--- Data for this task ---
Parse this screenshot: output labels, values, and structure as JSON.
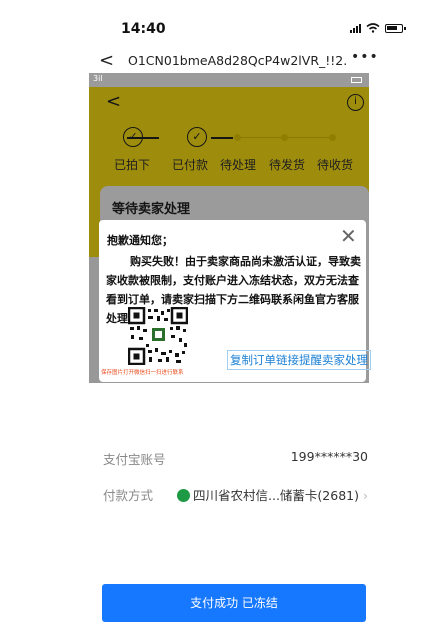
{
  "status_bar": {
    "time": "14:40"
  },
  "nav": {
    "back": "<",
    "title": "O1CN01bmeA8d28QcP4w2lVR_!!2...",
    "more": "•••"
  },
  "screenshot": {
    "inner_status": {
      "signal": "3il"
    },
    "back": "<",
    "info": "i",
    "steps": [
      {
        "label": "已拍下",
        "state": "done"
      },
      {
        "label": "已付款",
        "state": "done"
      },
      {
        "label": "待处理",
        "state": "pending"
      },
      {
        "label": "待发货",
        "state": "pending"
      },
      {
        "label": "待收货",
        "state": "pending"
      }
    ],
    "card_title": "等待卖家处理",
    "dialog": {
      "title": "抱歉通知您；",
      "close": "✕",
      "body": "购买失败！由于卖家商品尚未激活认证，导致卖家收款被限制，支付账户进入冻结状态，双方无法查看到订单，请卖家扫描下方二维码联系闲鱼官方客服处理！",
      "qr_caption": "保存图片打开微信扫一扫进行联系",
      "copy_button": "复制订单链接提醒卖家处理"
    }
  },
  "details": {
    "account_label": "支付宝账号",
    "account_value": "199******30",
    "method_label": "付款方式",
    "method_value": "四川省农村信...储蓄卡(2681)"
  },
  "pay_button": "支付成功 已冻结",
  "colors": {
    "accent": "#1677ff",
    "yellow": "#ffe316",
    "link": "#1a7fd4",
    "caption": "#e94a1a"
  }
}
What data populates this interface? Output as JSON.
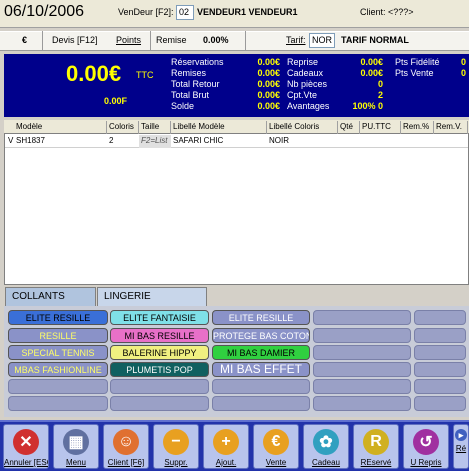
{
  "top": {
    "date": "06/10/2006",
    "vendeur_label": "VenDeur [F2]:",
    "vendeur_code": "02",
    "vendeur_name": "VENDEUR1 VENDEUR1",
    "client_label": "Client: <???>"
  },
  "bar2": {
    "currency": "€",
    "devis": "Devis [F12]",
    "points": "Points",
    "remise_label": "Remise",
    "remise_value": "0.00%",
    "tarif_label": "Tarif:",
    "tarif_code": "NOR",
    "tarif_name": "TARIF NORMAL"
  },
  "totals": {
    "big": "0.00€",
    "ttc": "TTC",
    "f": "0.00F",
    "left_labels": [
      "Réservations",
      "Remises",
      "Total Retour",
      "Total Brut",
      "Solde"
    ],
    "left_values": [
      "0.00€",
      "0.00€",
      "0.00€",
      "0.00€",
      "0.00€"
    ],
    "mid_labels": [
      "Reprise",
      "Cadeaux",
      "Nb pièces",
      "Cpt.Vte",
      "Avantages"
    ],
    "mid_values": [
      "0.00€",
      "0.00€",
      "0",
      "2",
      "100% 0"
    ],
    "right_labels": [
      "Pts Fidélité",
      "Pts Vente"
    ],
    "right_values": [
      "0",
      "0"
    ]
  },
  "table": {
    "headers": [
      "Modèle",
      "Coloris",
      "Taille",
      "Libellé Modèle",
      "Libellé Coloris",
      "Qté",
      "PU.TTC",
      "Rem.%",
      "Rem.V."
    ],
    "row": {
      "marker": "V",
      "modele": "SH1837",
      "coloris": "2",
      "taille": "F2=List",
      "lib_modele": "SAFARI CHIC",
      "lib_coloris": "NOIR"
    }
  },
  "tabs": [
    "COLLANTS",
    "LINGERIE"
  ],
  "grid": {
    "buttons": [
      {
        "label": "ELITE RESILLE",
        "bg": "#3a6fd8",
        "fg": "#000000"
      },
      {
        "label": "ELITE FANTAISIE",
        "bg": "#7fe0e8",
        "fg": "#000000"
      },
      {
        "label": "ELITE RESILLE",
        "bg": "#8a92c8",
        "fg": "#ffffff"
      },
      {
        "label": "RESILLE",
        "bg": "#8a92c8",
        "fg": "#ffff66"
      },
      {
        "label": "MI BAS RESILLE",
        "bg": "#e870c8",
        "fg": "#000000"
      },
      {
        "label": "PROTEGE BAS COTON",
        "bg": "#8a92c8",
        "fg": "#ffffff"
      },
      {
        "label": "SPECIAL TENNIS",
        "bg": "#8a92c8",
        "fg": "#ffff66"
      },
      {
        "label": "BALERINE HIPPY",
        "bg": "#f0f080",
        "fg": "#000000"
      },
      {
        "label": "MI BAS DAMIER",
        "bg": "#30d040",
        "fg": "#000000"
      },
      {
        "label": "MBAS FASHIONLINE",
        "bg": "#8a92c8",
        "fg": "#ffff66"
      },
      {
        "label": "PLUMETIS POP",
        "bg": "#106060",
        "fg": "#ffffff"
      },
      {
        "label": "MI BAS EFFET",
        "bg": "#8a92c8",
        "fg": "#ffffff"
      }
    ]
  },
  "toolbar": {
    "buttons": [
      {
        "label": "Annuler [ESC]",
        "icon": "cancel-icon",
        "glyph": "✕",
        "color": "#d03030"
      },
      {
        "label": "Menu",
        "icon": "menu-icon",
        "glyph": "▦",
        "color": "#6070a0"
      },
      {
        "label": "Client [F6]",
        "icon": "client-icon",
        "glyph": "☺",
        "color": "#e07030"
      },
      {
        "label": "Suppr.",
        "icon": "delete-icon",
        "glyph": "−",
        "color": "#e8a020"
      },
      {
        "label": "Ajout.",
        "icon": "add-icon",
        "glyph": "+",
        "color": "#e8a020"
      },
      {
        "label": "Vente",
        "icon": "sale-icon",
        "glyph": "€",
        "color": "#e8a020"
      },
      {
        "label": "Cadeau",
        "icon": "gift-icon",
        "glyph": "✿",
        "color": "#30a0c0"
      },
      {
        "label": "REservé",
        "icon": "reserved-icon",
        "glyph": "R",
        "color": "#d0b020"
      },
      {
        "label": "U Repris",
        "icon": "return-icon",
        "glyph": "↺",
        "color": "#a030a0"
      },
      {
        "label": "Ré",
        "icon": "more-icon",
        "glyph": "▸",
        "color": "#4060c0"
      }
    ]
  }
}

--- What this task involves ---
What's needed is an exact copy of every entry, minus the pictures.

--- Worked solution ---
Parse this screenshot: output labels, values, and structure as JSON.
{
  "status_bar": {
    "time": "14:40"
  },
  "nav": {
    "back": "<",
    "title": "O1CN01bmeA8d28QcP4w2lVR_!!2...",
    "more": "•••"
  },
  "screenshot": {
    "inner_status": {
      "signal": "3il"
    },
    "back": "<",
    "info": "i",
    "steps": [
      {
        "label": "已拍下",
        "state": "done"
      },
      {
        "label": "已付款",
        "state": "done"
      },
      {
        "label": "待处理",
        "state": "pending"
      },
      {
        "label": "待发货",
        "state": "pending"
      },
      {
        "label": "待收货",
        "state": "pending"
      }
    ],
    "card_title": "等待卖家处理",
    "dialog": {
      "title": "抱歉通知您；",
      "close": "✕",
      "body": "购买失败！由于卖家商品尚未激活认证，导致卖家收款被限制，支付账户进入冻结状态，双方无法查看到订单，请卖家扫描下方二维码联系闲鱼官方客服处理！",
      "qr_caption": "保存图片打开微信扫一扫进行联系",
      "copy_button": "复制订单链接提醒卖家处理"
    }
  },
  "details": {
    "account_label": "支付宝账号",
    "account_value": "199******30",
    "method_label": "付款方式",
    "method_value": "四川省农村信...储蓄卡(2681)"
  },
  "pay_button": "支付成功 已冻结",
  "colors": {
    "accent": "#1677ff",
    "yellow": "#ffe316",
    "link": "#1a7fd4",
    "caption": "#e94a1a"
  }
}
What data populates this interface? Output as JSON.
{
  "top": {
    "date": "06/10/2006",
    "vendeur_label": "VenDeur [F2]:",
    "vendeur_code": "02",
    "vendeur_name": "VENDEUR1 VENDEUR1",
    "client_label": "Client: <???>"
  },
  "bar2": {
    "currency": "€",
    "devis": "Devis [F12]",
    "points": "Points",
    "remise_label": "Remise",
    "remise_value": "0.00%",
    "tarif_label": "Tarif:",
    "tarif_code": "NOR",
    "tarif_name": "TARIF NORMAL"
  },
  "totals": {
    "big": "0.00€",
    "ttc": "TTC",
    "f": "0.00F",
    "left_labels": [
      "Réservations",
      "Remises",
      "Total Retour",
      "Total Brut",
      "Solde"
    ],
    "left_values": [
      "0.00€",
      "0.00€",
      "0.00€",
      "0.00€",
      "0.00€"
    ],
    "mid_labels": [
      "Reprise",
      "Cadeaux",
      "Nb pièces",
      "Cpt.Vte",
      "Avantages"
    ],
    "mid_values": [
      "0.00€",
      "0.00€",
      "0",
      "2",
      "100% 0"
    ],
    "right_labels": [
      "Pts Fidélité",
      "Pts Vente"
    ],
    "right_values": [
      "0",
      "0"
    ]
  },
  "table": {
    "headers": [
      "Modèle",
      "Coloris",
      "Taille",
      "Libellé Modèle",
      "Libellé Coloris",
      "Qté",
      "PU.TTC",
      "Rem.%",
      "Rem.V."
    ],
    "row": {
      "marker": "V",
      "modele": "SH1837",
      "coloris": "2",
      "taille": "F2=List",
      "lib_modele": "SAFARI CHIC",
      "lib_coloris": "NOIR"
    }
  },
  "tabs": [
    "COLLANTS",
    "LINGERIE"
  ],
  "grid": {
    "buttons": [
      {
        "label": "ELITE RESILLE",
        "bg": "#3a6fd8",
        "fg": "#000000"
      },
      {
        "label": "ELITE FANTAISIE",
        "bg": "#7fe0e8",
        "fg": "#000000"
      },
      {
        "label": "ELITE RESILLE",
        "bg": "#8a92c8",
        "fg": "#ffffff"
      },
      {
        "label": "RESILLE",
        "bg": "#8a92c8",
        "fg": "#ffff66"
      },
      {
        "label": "MI BAS RESILLE",
        "bg": "#e870c8",
        "fg": "#000000"
      },
      {
        "label": "PROTEGE BAS COTON",
        "bg": "#8a92c8",
        "fg": "#ffffff"
      },
      {
        "label": "SPECIAL TENNIS",
        "bg": "#8a92c8",
        "fg": "#ffff66"
      },
      {
        "label": "BALERINE HIPPY",
        "bg": "#f0f080",
        "fg": "#000000"
      },
      {
        "label": "MI BAS DAMIER",
        "bg": "#30d040",
        "fg": "#000000"
      },
      {
        "label": "MBAS FASHIONLINE",
        "bg": "#8a92c8",
        "fg": "#ffff66"
      },
      {
        "label": "PLUMETIS POP",
        "bg": "#106060",
        "fg": "#ffffff"
      },
      {
        "label": "MI BAS EFFET",
        "bg": "#8a92c8",
        "fg": "#ffffff"
      }
    ]
  },
  "toolbar": {
    "buttons": [
      {
        "label": "Annuler [ESC]",
        "icon": "cancel-icon",
        "glyph": "✕",
        "color": "#d03030"
      },
      {
        "label": "Menu",
        "icon": "menu-icon",
        "glyph": "▦",
        "color": "#6070a0"
      },
      {
        "label": "Client [F6]",
        "icon": "client-icon",
        "glyph": "☺",
        "color": "#e07030"
      },
      {
        "label": "Suppr.",
        "icon": "delete-icon",
        "glyph": "−",
        "color": "#e8a020"
      },
      {
        "label": "Ajout.",
        "icon": "add-icon",
        "glyph": "+",
        "color": "#e8a020"
      },
      {
        "label": "Vente",
        "icon": "sale-icon",
        "glyph": "€",
        "color": "#e8a020"
      },
      {
        "label": "Cadeau",
        "icon": "gift-icon",
        "glyph": "✿",
        "color": "#30a0c0"
      },
      {
        "label": "REservé",
        "icon": "reserved-icon",
        "glyph": "R",
        "color": "#d0b020"
      },
      {
        "label": "U Repris",
        "icon": "return-icon",
        "glyph": "↺",
        "color": "#a030a0"
      },
      {
        "label": "Ré",
        "icon": "more-icon",
        "glyph": "▸",
        "color": "#4060c0"
      }
    ]
  }
}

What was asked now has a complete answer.